How and Why Gen Y (Millennials) use YouTube
Research(1) shows that YouTube is where Aussie millennials go to make up their minds, to connect with the world around them, and or self-development.
Aussie millennials, aged 26 to 40 (born between 1981 and 1996), have grown up in an everchanging world, and they’ve come to expect unprecedented access to information—wherever and whenever they want. Offering diversity of content and best-in-class personalisation, YouTube’s highly adaptable user experience and on-demand nature provides the sense of control that millennials crave.
YouTube is a big part of that world for both millennials and for the rest of Australia. Aussies of all ages are spending more and more time on YouTube, with over 15M Aussies spending more than 18 hours each on YouTube per month.
How and Why Gen Xers use YouTube
Research(1) shows that Aussie Gen Xers turn to YouTube to get things done, engage with their passions, and rediscover their childhood memories. What can your brand/business do to reach this unique audience?
Gen Xers, aged 40 to 55 years old (born between 1965 and 1980), grew up listening to Walkmans (I know I did☺), eating Neapolitan ice cream, and watching shows like Thunderbirds on TV — the only thing that was notably absent was the internet. Despite this, Gen X is embracing the multi-screen, multi-channel world that we know today. YouTube is a big part of that world for both Gen X and for the rest of Australia. Aussies of all ages are spending more and more time on YouTube, with over 15M Aussie adults spending more than 18 hours each on YouTube per month.
But what exactly are Gen Xers watching on YouTube? As a business owner, it's important that you understand the role the platform plays in their lives.
Every small business in Australia is now feeling the impact of the lockdown and social distancing rules.
I definitely do myself and I believe it's OK to accept the change that is happening right now and actually grief our losses (of whatever nature they may be). We shouldn't try to solve all problems - past, present and future - in just a few weeks. It's OK to take things slowly and put health and safety first - ours, our families' and our employees'.
It's a perfect time to learn and plan our next steps, to be prepared for the next crisis, as we do not have many precedents that live up to the current landscape.
We'll need to do more than adapt, we'll need to innovate our way out of this.
I believe the best thing for all businesses now, whether temporarily closed or operating under a different model for a while, is to take the pulse of the market, to watch how the consumer behaviour changes and to keep in touch with customers (website, social media, email etc.) and try to address their needs and pain points in any way possible, even if that means simply communicating and educating without actually making a sale. You'll be rewarded with their loyalty when your business resumes its normal trading. (Although, the longevity of this strategy depends largely on the efficiency of the government support).
There are lots of free resources and tools out there at the moment that can help your business plan better for the different future ahead.
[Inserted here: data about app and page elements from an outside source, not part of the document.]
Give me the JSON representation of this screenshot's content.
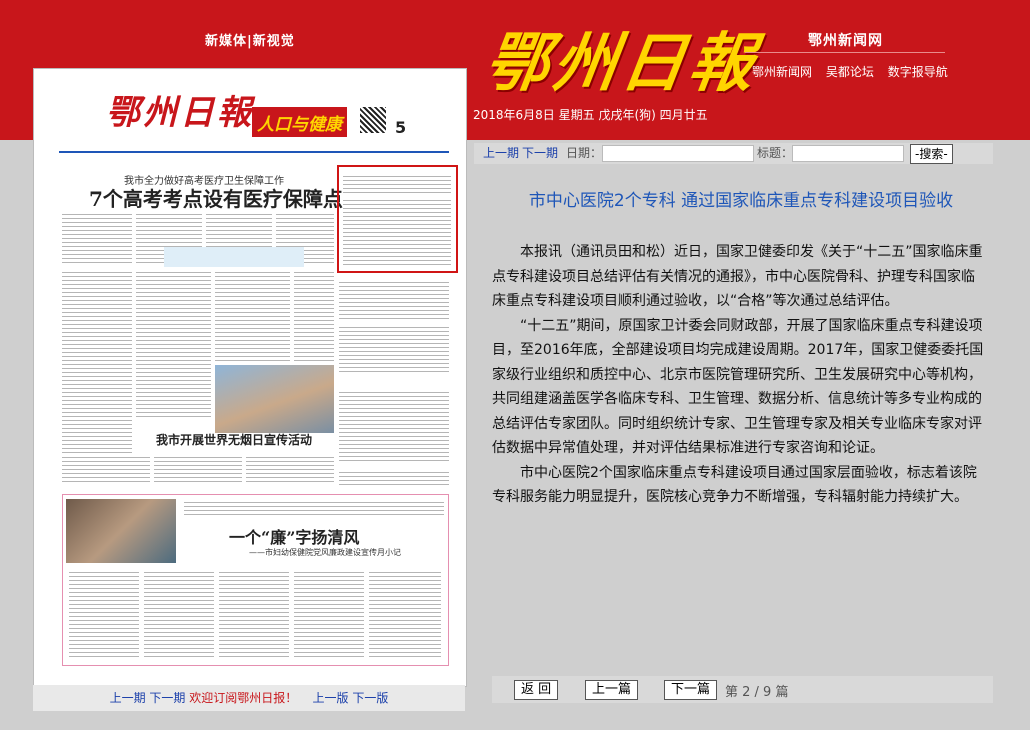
{
  "header": {
    "slogan": "新媒体|新视觉",
    "logo": "鄂州日報",
    "network_title": "鄂州新闻网",
    "network_links": [
      "鄂州新闻网",
      "吴都论坛",
      "数字报导航"
    ],
    "date": "2018年6月8日 星期五 戊戌年(狗) 四月廿五"
  },
  "paper": {
    "masthead": "鄂州日報",
    "page_number": "5",
    "page_title": "人口与健康",
    "headline_1": "7个高考考点设有医疗保障点",
    "headline_1_kicker": "我市全力做好高考医疗卫生保障工作",
    "headline_2": "我市开展世界无烟日宣传活动",
    "headline_3": "一个“廉”字扬清风",
    "headline_3_sub": "——市妇幼保健院党风廉政建设宣传月小记",
    "bottom_links": {
      "prev": "上一期",
      "next": "下一期",
      "welcome": "欢迎订阅鄂州日报！",
      "prev_page": "上一版",
      "next_page": "下一版"
    }
  },
  "toolbar": {
    "prev_issue": "上一期",
    "next_issue": "下一期",
    "date_label": "日期：",
    "title_label": "标题：",
    "search_button": "-搜索-"
  },
  "article": {
    "title": "市中心医院2个专科 通过国家临床重点专科建设项目验收",
    "paragraphs": [
      "本报讯（通讯员田和松）近日，国家卫健委印发《关于“十二五”国家临床重点专科建设项目总结评估有关情况的通报》，市中心医院骨科、护理专科国家临床重点专科建设项目顺利通过验收，以“合格”等次通过总结评估。",
      "“十二五”期间，原国家卫计委会同财政部，开展了国家临床重点专科建设项目，至2016年底，全部建设项目均完成建设周期。2017年，国家卫健委委托国家级行业组织和质控中心、北京市医院管理研究所、卫生发展研究中心等机构，共同组建涵盖医学各临床专科、卫生管理、数据分析、信息统计等多专业构成的总结评估专家团队。同时组织统计专家、卫生管理专家及相关专业临床专家对评估数据中异常值处理，并对评估结果标准进行专家咨询和论证。",
      "市中心医院2个国家临床重点专科建设项目通过国家层面验收，标志着该院专科服务能力明显提升，医院核心竞争力不断增强，专科辐射能力持续扩大。"
    ]
  },
  "pager": {
    "back": "返 回",
    "prev": "上一篇",
    "next": "下一篇",
    "page_info": "第 2 / 9 篇"
  }
}
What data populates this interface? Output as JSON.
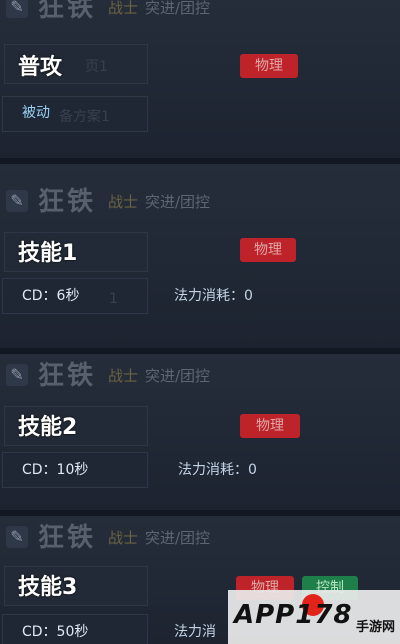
{
  "hero": {
    "name": "狂铁",
    "role": "战士",
    "tags": "突进/团控",
    "icon": "pin-icon"
  },
  "skills": [
    {
      "title": "普攻",
      "ghost_text": "页1",
      "info_left": "被动",
      "info_ghost": "备方案1",
      "badges": [
        "物理"
      ]
    },
    {
      "title": "技能1",
      "ghost_text": "",
      "info_left": "CD：6秒",
      "info_ghost": "1",
      "info_right": "法力消耗：0",
      "badges": [
        "物理"
      ]
    },
    {
      "title": "技能2",
      "ghost_text": "",
      "info_left": "CD：10秒",
      "info_right": "法力消耗：0",
      "badges": [
        "物理"
      ]
    },
    {
      "title": "技能3",
      "ghost_text": "",
      "info_left": "CD：50秒",
      "info_right": "法力消",
      "badges": [
        "物理",
        "控制"
      ]
    }
  ],
  "watermark": {
    "main": "APP178",
    "sub": "手游网"
  },
  "colors": {
    "physical": "#bd2328",
    "control": "#1f7f4a"
  }
}
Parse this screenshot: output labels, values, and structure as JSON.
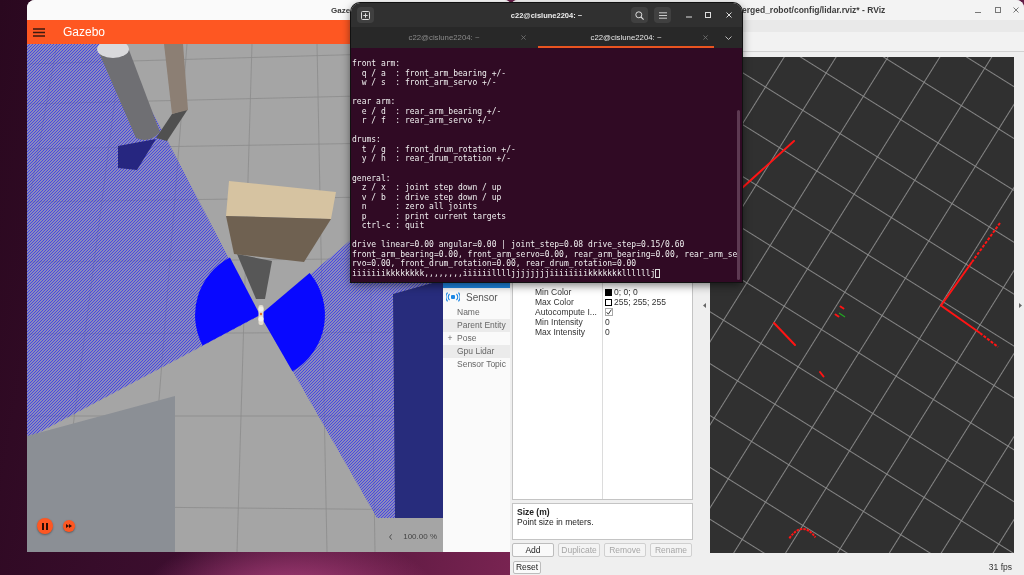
{
  "gazebo": {
    "title": "Gaze",
    "app_name": "Gazebo",
    "playing": true,
    "zoom": "100.00 %",
    "panel": {
      "title": "Sensor",
      "rows": [
        {
          "label": "Name"
        },
        {
          "label": "Parent Entity"
        },
        {
          "toggle": "+",
          "label": "Pose"
        },
        {
          "label": "Gpu Lidar"
        },
        {
          "label": "Sensor Topic"
        }
      ]
    }
  },
  "terminal": {
    "title": "c22@cislune2204: ~",
    "tabs": [
      {
        "label": "c22@cislune2204: ~",
        "selected": false
      },
      {
        "label": "c22@cislune2204: ~",
        "selected": true
      }
    ],
    "blocks": [
      [
        "front arm:",
        "  q / a  : front_arm_bearing +/-",
        "  w / s  : front_arm_servo +/-"
      ],
      [
        "rear arm:",
        "  e / d  : rear_arm_bearing +/-",
        "  r / f  : rear_arm_servo +/-"
      ],
      [
        "drums:",
        "  t / g  : front_drum_rotation +/-",
        "  y / h  : rear_drum_rotation +/-"
      ],
      [
        "general:",
        "  z / x  : joint step down / up",
        "  v / b  : drive step down / up",
        "  n      : zero all joints",
        "  p      : print current targets",
        "  ctrl-c : quit"
      ],
      [
        "drive linear=0.00 angular=0.00 | joint_step=0.08 drive_step=0.15/0.60",
        "front_arm_bearing=0.00, front_arm_servo=0.00, rear_arm_bearing=0.00, rear_arm_se",
        "rvo=0.00, front_drum_rotation=0.00, rear_drum_rotation=0.00",
        "iiiiiiikkkkkkkk,,,,,,,,iiiiiilllljjjjjjjjiiiiiiiikkkkkkkllllllj"
      ]
    ]
  },
  "rviz": {
    "title": "erged_robot/config/lidar.rviz* - RViz",
    "properties": [
      {
        "kind": "color",
        "name": "Min Color",
        "color": "#000000",
        "value": "0; 0; 0"
      },
      {
        "kind": "color",
        "name": "Max Color",
        "color": "#ffffff",
        "value": "255; 255; 255"
      },
      {
        "kind": "checkbox",
        "name": "Autocompute I...",
        "checked": true
      },
      {
        "kind": "text",
        "name": "Min Intensity",
        "value": "0"
      },
      {
        "kind": "text",
        "name": "Max Intensity",
        "value": "0"
      }
    ],
    "description": {
      "title": "Size (m)",
      "text": "Point size in meters."
    },
    "buttons": [
      {
        "label": "Add",
        "disabled": false
      },
      {
        "label": "Duplicate",
        "disabled": true
      },
      {
        "label": "Remove",
        "disabled": true
      },
      {
        "label": "Rename",
        "disabled": true
      }
    ],
    "reset": "Reset",
    "fps": "31 fps"
  }
}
They can also help you maintain your customer relationship and/or service providing or event management free of charge for a few months, so here's just a snapshot of some of these tools below.
'Writing comes more easily if you have something to say.' (Sholem Asch).